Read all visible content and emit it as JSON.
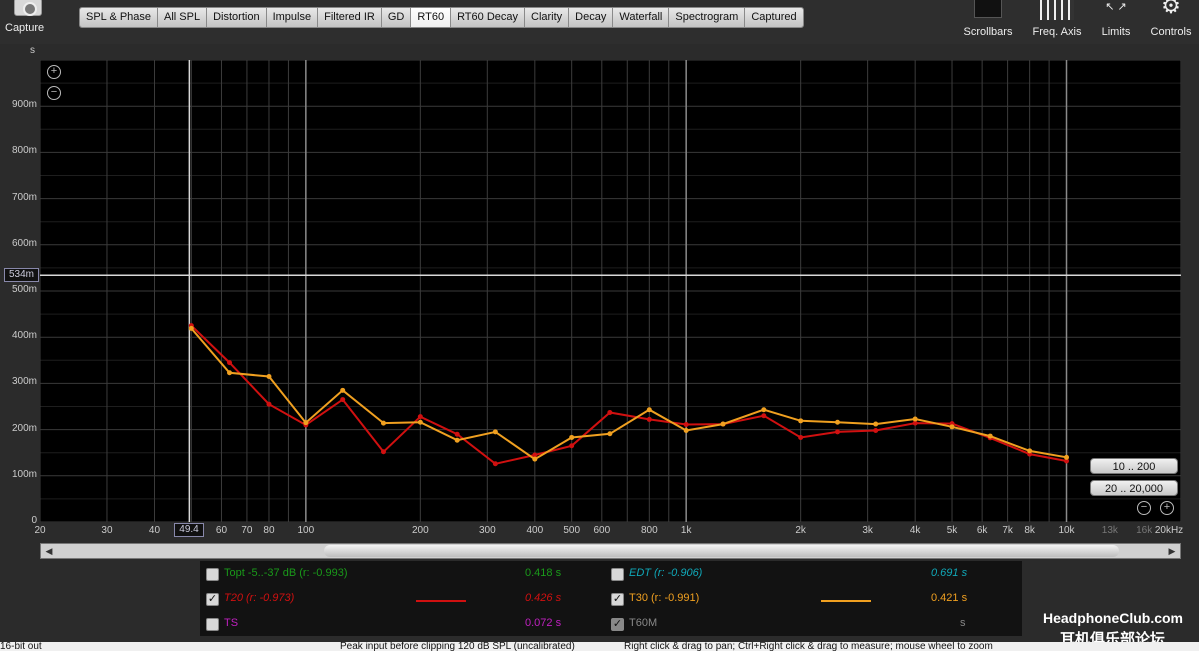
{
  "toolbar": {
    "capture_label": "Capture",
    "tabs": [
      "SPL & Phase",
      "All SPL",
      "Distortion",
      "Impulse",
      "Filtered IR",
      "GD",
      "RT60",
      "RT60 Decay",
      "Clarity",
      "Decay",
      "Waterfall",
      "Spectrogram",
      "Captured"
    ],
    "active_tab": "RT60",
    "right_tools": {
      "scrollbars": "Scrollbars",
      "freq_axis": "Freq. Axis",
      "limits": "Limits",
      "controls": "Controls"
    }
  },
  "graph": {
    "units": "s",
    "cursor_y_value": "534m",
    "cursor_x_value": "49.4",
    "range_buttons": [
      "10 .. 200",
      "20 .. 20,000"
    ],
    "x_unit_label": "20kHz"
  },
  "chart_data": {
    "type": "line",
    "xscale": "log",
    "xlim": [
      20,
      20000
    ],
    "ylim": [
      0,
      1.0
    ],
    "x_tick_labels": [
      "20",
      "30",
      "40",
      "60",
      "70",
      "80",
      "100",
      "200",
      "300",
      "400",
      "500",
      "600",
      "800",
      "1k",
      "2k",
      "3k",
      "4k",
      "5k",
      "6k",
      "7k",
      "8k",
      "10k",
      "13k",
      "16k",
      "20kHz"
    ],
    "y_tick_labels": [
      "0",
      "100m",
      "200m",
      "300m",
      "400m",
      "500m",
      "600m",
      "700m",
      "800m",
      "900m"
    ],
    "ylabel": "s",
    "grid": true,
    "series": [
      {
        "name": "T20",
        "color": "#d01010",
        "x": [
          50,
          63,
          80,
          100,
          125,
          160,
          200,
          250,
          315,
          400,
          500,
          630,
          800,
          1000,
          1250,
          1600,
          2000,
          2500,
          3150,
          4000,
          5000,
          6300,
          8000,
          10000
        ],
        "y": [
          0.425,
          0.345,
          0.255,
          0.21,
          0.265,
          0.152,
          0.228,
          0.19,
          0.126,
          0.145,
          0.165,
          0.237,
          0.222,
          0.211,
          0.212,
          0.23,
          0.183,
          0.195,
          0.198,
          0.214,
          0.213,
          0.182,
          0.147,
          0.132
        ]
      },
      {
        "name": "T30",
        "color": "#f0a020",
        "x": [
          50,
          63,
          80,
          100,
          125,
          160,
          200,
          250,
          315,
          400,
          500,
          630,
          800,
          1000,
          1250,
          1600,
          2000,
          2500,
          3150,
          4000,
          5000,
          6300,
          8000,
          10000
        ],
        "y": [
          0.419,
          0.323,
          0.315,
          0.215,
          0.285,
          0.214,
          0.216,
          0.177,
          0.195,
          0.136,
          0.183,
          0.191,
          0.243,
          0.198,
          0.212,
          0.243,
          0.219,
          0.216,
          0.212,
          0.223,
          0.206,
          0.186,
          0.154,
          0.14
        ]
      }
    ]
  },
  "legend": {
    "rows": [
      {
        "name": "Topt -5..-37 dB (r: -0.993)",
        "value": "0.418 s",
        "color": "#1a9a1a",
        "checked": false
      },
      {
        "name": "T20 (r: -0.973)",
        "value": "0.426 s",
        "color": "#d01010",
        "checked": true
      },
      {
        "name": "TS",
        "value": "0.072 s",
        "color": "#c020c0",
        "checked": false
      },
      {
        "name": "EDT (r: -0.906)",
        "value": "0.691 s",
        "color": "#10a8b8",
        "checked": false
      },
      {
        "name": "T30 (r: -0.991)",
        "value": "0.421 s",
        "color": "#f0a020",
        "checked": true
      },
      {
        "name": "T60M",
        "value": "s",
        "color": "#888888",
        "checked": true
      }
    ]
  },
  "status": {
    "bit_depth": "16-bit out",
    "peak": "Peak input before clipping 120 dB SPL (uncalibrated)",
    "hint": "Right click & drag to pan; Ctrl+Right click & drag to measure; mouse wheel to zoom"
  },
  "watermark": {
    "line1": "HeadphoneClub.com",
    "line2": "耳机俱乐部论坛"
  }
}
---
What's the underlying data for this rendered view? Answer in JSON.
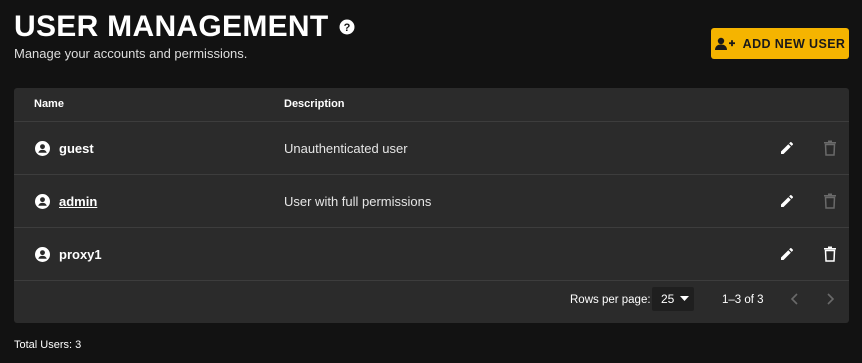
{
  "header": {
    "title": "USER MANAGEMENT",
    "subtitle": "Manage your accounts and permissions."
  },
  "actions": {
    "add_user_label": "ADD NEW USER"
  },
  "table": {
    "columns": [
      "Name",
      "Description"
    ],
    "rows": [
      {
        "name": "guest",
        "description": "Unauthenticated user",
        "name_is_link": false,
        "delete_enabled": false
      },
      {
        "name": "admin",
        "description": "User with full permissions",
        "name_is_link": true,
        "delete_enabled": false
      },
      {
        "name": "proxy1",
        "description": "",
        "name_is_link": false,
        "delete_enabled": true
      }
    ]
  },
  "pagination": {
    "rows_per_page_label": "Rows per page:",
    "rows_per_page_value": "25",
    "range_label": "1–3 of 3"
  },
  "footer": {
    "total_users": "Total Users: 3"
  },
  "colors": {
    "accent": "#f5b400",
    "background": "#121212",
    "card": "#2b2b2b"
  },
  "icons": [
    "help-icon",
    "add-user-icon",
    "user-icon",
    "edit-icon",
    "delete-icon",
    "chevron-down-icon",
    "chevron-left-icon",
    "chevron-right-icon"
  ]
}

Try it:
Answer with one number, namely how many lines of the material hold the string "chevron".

Response to the task:
3